_ACTIVITY_:
Whenever a line of the listing contains "record", it counts; give the total number of such lines and nothing more.

_DATA_:
◇ ◇ ◇ ◇

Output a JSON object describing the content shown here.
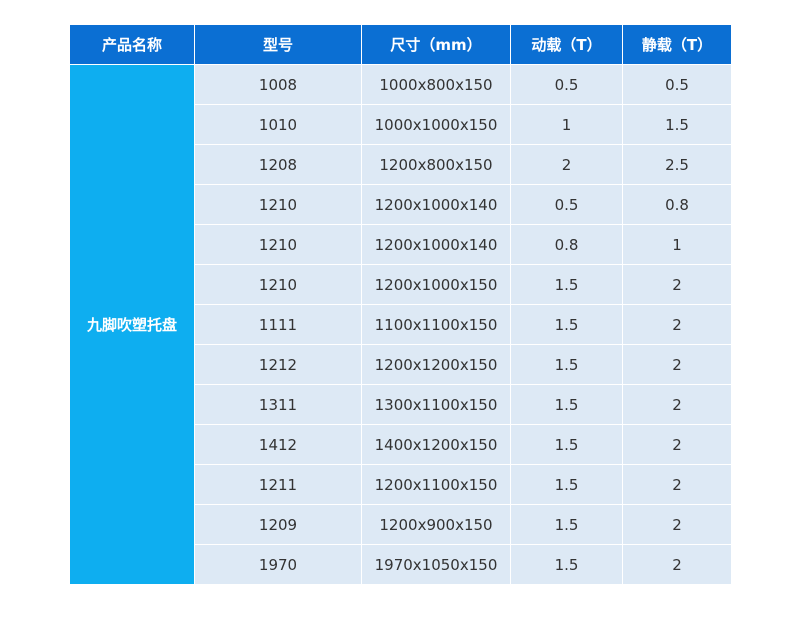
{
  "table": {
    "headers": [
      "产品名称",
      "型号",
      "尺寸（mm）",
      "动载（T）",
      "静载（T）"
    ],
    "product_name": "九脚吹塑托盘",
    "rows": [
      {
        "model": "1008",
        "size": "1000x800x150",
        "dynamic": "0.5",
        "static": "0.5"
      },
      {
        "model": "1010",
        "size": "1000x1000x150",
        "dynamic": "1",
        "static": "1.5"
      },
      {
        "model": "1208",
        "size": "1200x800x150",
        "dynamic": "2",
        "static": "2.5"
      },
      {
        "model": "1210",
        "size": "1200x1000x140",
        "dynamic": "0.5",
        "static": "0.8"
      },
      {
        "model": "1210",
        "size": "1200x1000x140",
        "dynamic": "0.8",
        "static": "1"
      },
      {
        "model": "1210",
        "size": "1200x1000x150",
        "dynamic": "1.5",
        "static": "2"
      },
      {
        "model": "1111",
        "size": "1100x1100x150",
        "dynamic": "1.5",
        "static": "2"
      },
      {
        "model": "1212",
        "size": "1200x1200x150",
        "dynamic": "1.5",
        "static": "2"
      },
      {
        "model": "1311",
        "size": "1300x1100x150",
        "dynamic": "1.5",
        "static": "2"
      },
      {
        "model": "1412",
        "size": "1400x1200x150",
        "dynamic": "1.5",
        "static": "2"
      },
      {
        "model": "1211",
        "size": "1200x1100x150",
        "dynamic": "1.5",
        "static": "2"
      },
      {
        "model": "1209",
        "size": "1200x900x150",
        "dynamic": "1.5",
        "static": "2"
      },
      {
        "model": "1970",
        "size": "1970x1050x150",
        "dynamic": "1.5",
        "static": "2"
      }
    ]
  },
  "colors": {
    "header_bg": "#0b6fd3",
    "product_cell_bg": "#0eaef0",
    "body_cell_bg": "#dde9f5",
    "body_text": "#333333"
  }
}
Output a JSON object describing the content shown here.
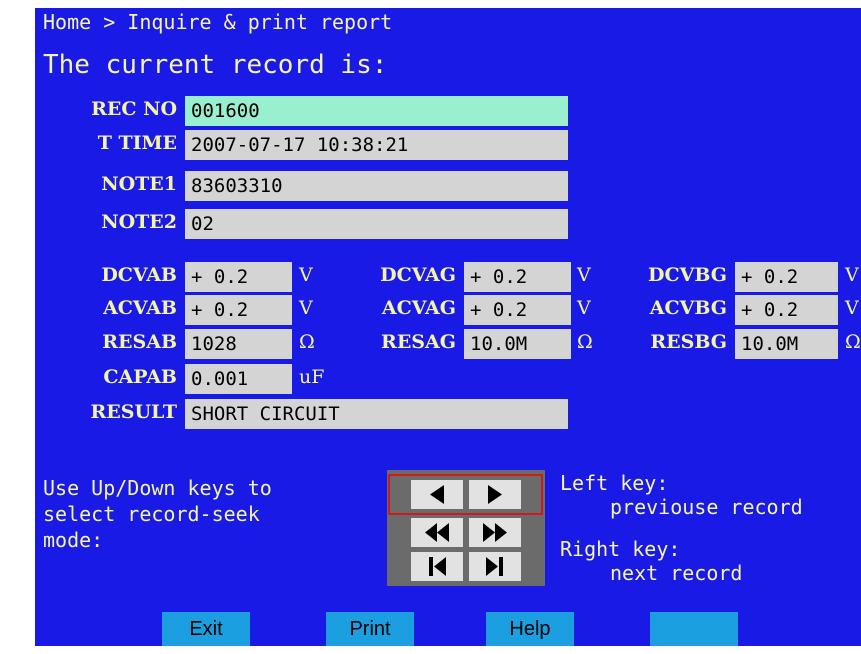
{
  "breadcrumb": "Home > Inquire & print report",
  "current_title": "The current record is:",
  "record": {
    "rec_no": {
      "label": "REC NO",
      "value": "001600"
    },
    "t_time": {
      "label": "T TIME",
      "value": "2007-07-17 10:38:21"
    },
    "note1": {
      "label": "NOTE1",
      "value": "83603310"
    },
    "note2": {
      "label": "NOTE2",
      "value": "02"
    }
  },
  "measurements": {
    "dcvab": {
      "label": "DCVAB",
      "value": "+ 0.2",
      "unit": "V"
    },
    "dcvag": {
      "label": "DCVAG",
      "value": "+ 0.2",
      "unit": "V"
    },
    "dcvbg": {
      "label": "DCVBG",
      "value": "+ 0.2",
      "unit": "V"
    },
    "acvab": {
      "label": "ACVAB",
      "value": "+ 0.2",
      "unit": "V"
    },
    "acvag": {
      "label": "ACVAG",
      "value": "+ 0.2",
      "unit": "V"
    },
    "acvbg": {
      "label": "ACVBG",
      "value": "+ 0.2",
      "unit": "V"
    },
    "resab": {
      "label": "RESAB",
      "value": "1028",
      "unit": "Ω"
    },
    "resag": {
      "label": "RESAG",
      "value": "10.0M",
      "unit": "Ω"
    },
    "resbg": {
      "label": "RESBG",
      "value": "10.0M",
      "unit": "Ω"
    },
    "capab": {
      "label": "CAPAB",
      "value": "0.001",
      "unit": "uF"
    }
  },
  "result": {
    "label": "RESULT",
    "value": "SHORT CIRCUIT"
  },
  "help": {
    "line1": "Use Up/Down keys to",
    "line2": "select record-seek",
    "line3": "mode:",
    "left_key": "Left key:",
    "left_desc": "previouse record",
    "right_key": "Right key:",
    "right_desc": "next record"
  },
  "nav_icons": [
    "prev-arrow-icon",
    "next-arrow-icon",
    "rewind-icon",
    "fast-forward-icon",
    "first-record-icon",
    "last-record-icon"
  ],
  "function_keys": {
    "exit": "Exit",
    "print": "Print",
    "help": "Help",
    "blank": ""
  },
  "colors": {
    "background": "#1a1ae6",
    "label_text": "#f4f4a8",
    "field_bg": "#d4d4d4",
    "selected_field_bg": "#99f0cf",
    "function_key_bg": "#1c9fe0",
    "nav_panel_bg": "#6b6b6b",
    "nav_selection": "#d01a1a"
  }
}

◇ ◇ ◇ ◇

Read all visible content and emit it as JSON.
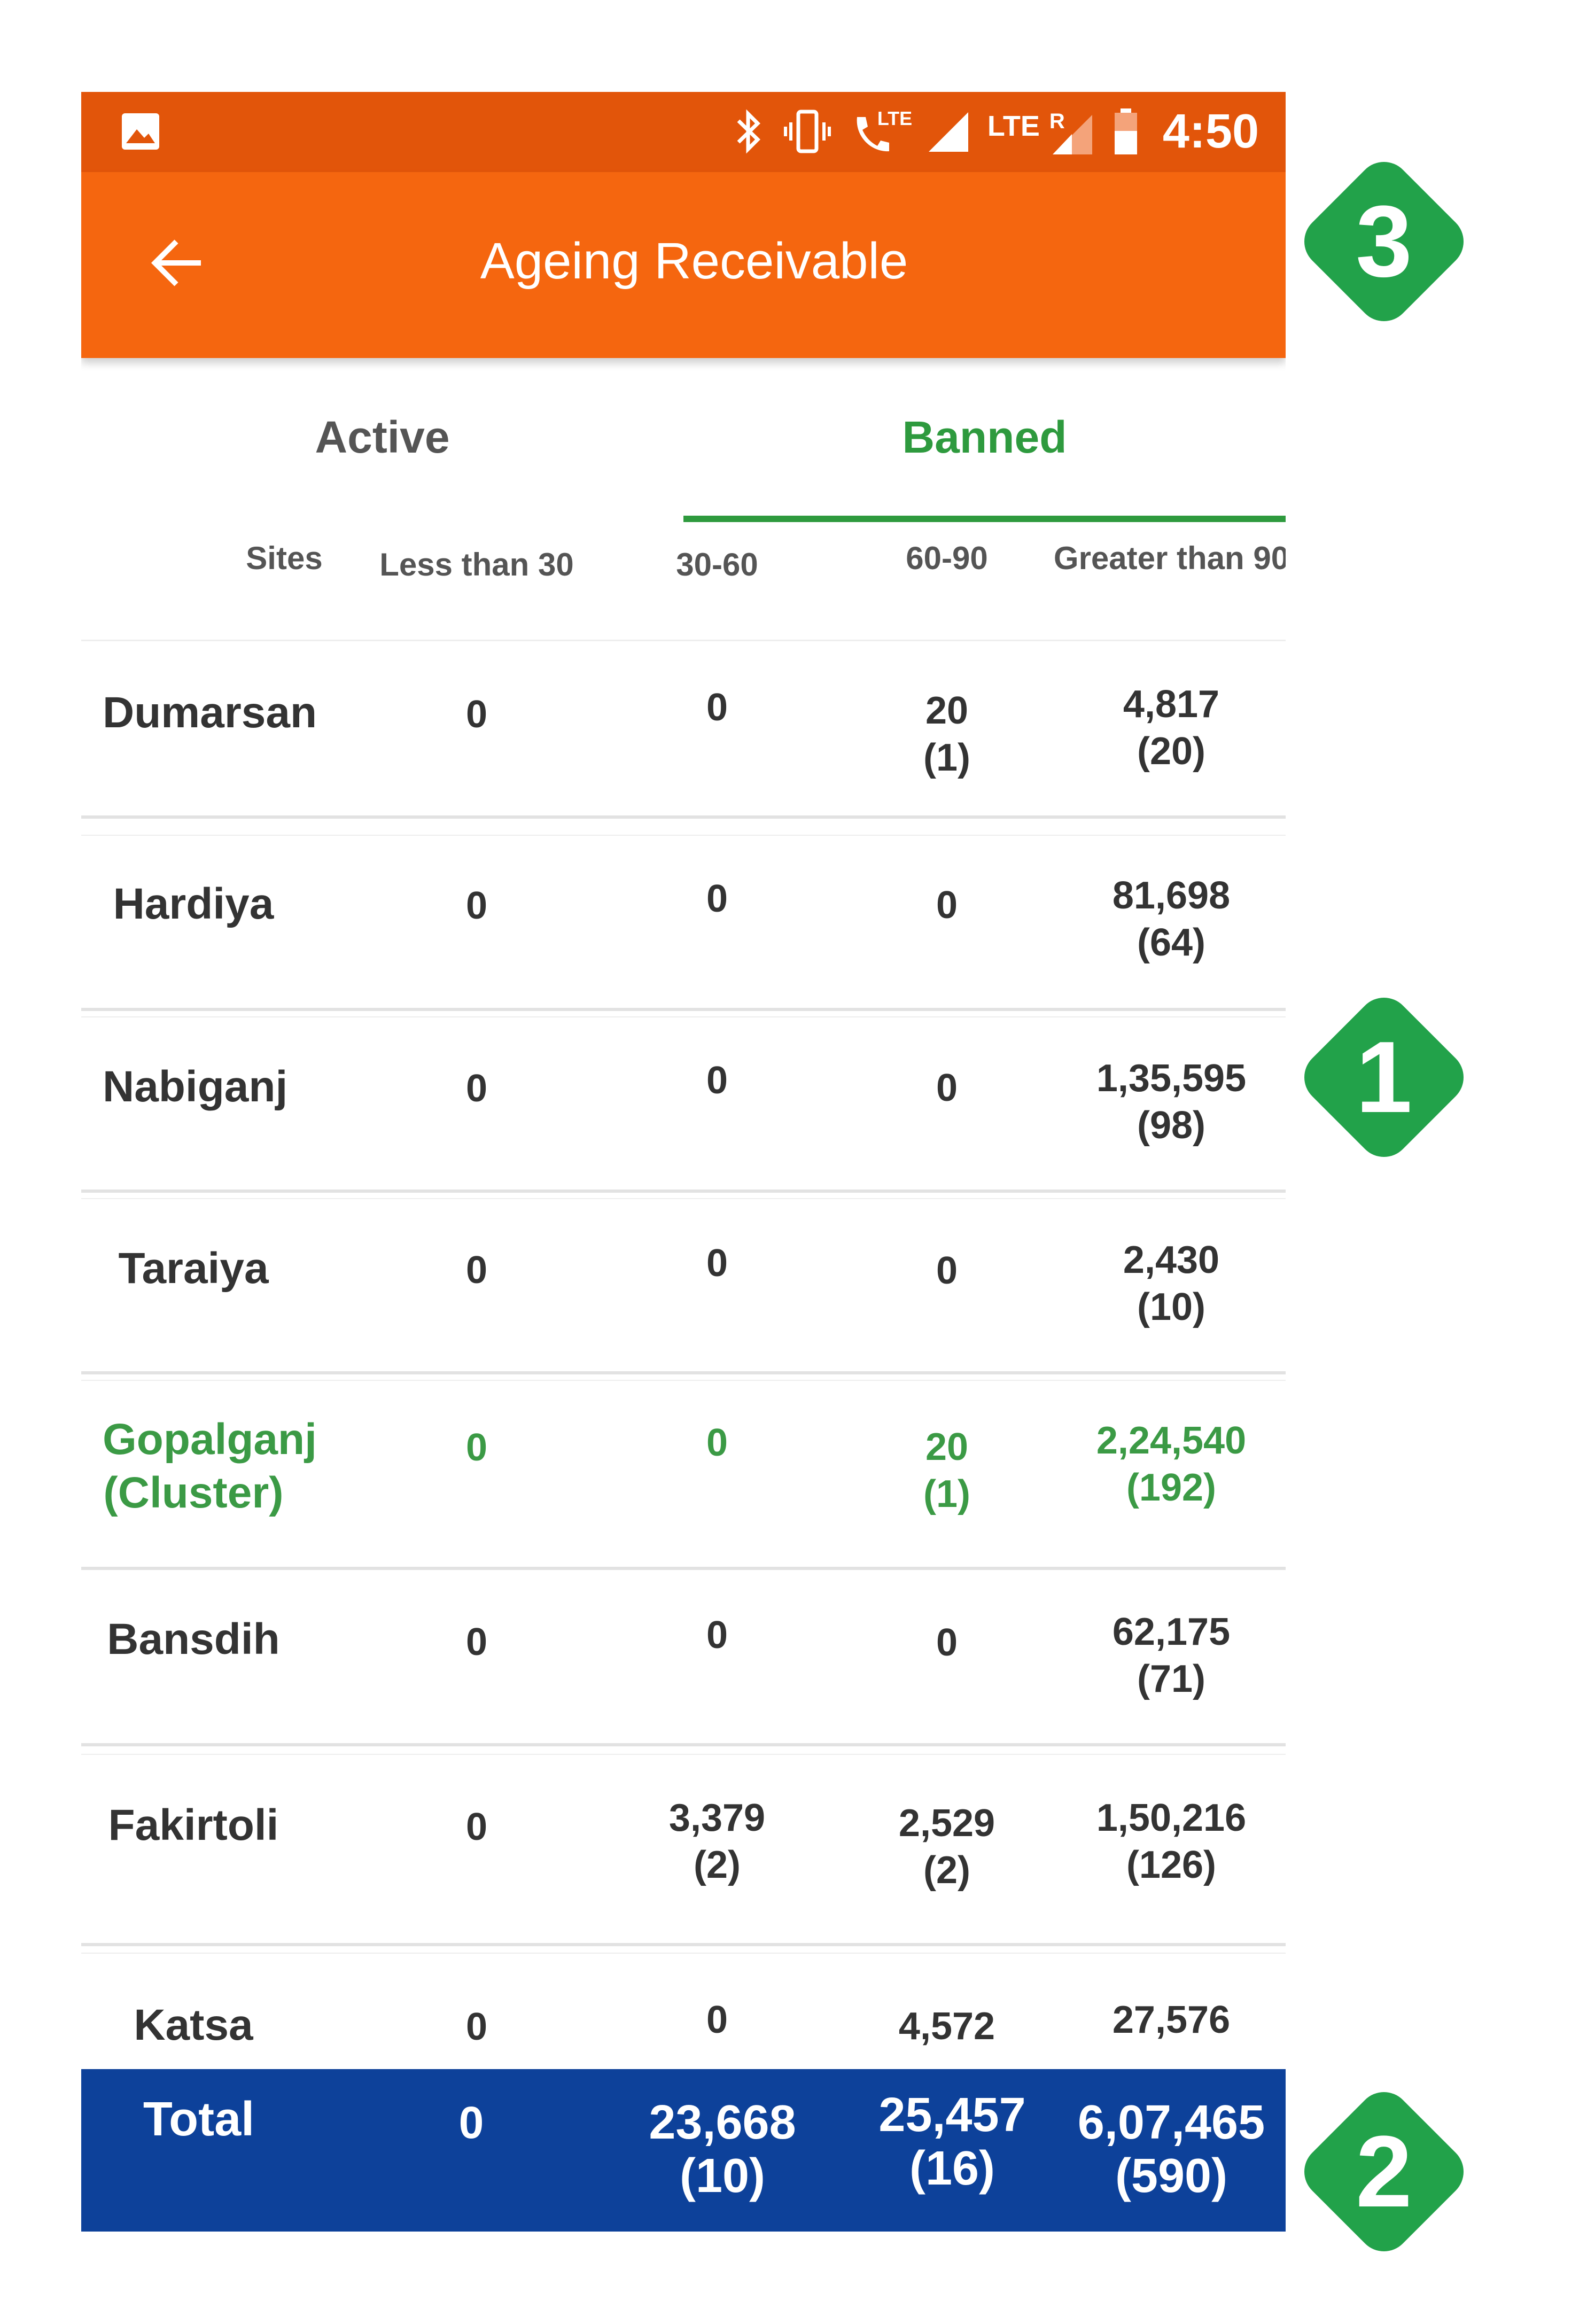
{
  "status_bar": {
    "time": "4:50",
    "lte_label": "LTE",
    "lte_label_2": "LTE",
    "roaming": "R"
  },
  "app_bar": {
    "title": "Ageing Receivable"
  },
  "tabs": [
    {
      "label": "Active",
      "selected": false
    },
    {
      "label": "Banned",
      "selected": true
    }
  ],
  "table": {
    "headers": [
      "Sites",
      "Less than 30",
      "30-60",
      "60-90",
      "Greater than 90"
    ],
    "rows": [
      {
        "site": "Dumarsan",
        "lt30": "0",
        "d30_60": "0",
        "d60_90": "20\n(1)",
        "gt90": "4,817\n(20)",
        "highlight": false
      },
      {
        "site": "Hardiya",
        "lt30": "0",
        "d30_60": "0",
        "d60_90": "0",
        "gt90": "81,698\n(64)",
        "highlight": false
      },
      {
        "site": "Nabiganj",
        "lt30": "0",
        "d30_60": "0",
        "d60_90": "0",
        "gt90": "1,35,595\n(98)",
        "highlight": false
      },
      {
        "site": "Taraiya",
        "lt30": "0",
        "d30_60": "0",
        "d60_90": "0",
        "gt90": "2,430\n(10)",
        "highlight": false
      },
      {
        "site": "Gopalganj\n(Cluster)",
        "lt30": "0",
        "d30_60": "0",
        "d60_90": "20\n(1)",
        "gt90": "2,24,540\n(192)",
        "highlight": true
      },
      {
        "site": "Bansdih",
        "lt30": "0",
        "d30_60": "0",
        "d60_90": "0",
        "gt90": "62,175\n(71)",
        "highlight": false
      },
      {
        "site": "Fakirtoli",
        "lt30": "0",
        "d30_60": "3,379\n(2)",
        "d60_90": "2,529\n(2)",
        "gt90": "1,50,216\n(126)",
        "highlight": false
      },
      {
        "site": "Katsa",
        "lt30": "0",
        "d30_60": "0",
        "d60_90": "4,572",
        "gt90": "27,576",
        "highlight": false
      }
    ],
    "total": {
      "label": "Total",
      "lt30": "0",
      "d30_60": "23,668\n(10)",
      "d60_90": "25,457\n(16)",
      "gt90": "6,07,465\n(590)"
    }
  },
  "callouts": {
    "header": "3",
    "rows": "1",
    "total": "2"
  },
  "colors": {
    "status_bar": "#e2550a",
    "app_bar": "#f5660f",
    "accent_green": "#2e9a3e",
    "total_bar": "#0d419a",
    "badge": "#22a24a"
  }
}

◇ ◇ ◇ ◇

_OUTPUT OF THE EXERCISE_:
7